12 letters in 12 minutes

The second most spoken language in Windsor is not French or Italian, but Arabic.

In the Windsor area, 236,000 people cited English as their mother tongue in the 2016 census, compared to 230,845 in 2011. Also in the 2016 census, 13,580 people called their mother tongue Arabic, up from 10,515 in 2011. In 2016, 9,570 people said French was their mother tongue, slightly down from the 10,560 in 2011.

The next most common language in the Windsor area is Italian, spoken by 8,615 Windsor residents in 2016, compared to 9,715 in 2011.

In general, European languages lost ground in Windsor, with the exception of Spanish, while Arabic and Asian languages grew. The trend points to an increasingly multicultural community in Windsor, often billed as the fourth most ethnically diverse city in Canada.

Census shows Arabic second biggest language in Windsor area“, Windsor Star, Craig Pearson, August 4, 2017

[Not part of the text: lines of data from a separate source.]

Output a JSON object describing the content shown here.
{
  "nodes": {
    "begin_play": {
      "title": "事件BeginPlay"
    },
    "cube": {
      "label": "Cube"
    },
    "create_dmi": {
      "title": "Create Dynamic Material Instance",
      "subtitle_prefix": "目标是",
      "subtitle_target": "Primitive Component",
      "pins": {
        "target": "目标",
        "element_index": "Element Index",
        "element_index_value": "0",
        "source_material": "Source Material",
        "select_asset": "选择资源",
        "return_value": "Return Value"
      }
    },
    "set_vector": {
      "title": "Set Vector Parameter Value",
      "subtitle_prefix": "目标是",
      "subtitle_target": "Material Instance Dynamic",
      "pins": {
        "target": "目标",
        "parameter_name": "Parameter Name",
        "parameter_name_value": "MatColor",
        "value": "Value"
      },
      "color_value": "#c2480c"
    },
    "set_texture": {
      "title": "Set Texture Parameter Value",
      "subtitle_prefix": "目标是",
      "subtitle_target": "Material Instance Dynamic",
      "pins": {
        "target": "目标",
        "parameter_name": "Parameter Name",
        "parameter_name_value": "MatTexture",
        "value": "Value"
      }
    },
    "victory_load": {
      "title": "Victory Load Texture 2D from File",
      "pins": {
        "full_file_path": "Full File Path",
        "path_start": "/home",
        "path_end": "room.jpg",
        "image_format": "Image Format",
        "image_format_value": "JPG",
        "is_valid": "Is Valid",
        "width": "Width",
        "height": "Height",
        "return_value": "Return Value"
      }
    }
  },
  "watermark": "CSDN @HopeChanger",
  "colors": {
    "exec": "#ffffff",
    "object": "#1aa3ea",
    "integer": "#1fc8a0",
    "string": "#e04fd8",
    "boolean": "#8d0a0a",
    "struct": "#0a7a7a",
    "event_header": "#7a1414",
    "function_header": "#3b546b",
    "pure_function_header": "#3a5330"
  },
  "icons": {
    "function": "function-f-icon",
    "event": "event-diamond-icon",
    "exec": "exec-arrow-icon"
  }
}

Not far from where I live are a cluster of businesses of the Wyandotte Town Centre that I believe are largely Lebanese but if I interrogate myself, I would have to admit that I would not be able to back up why I think this is so. There is a lot of Arabic on the windows of these businesses. To my eyes, Arabic script looks beautiful but utterly and absolutely inscrutable.

At least I thought so until I spent a mere 12 minutes watching this video of Rami Ismail teaching half the Arabic alphabet to the audience at the 2015 XOXO Festival.

I cannot recall a time when I went from stupid ignorance to dim understanding in such a short time. If there is a word for mental whiplash, that’s what I felt. 

Rami is a game developer and he knows that there are many reasons why it is so important that games get language right.

Arabic is not inscrutable. It is nothing to be afraid of. It is the language of many of our neighbours.

Spare 12 minutes. You’ll be amazed what you can learn. If you watch the above video, you will have more understanding of the Arabic language than at least one multi-million dollar company.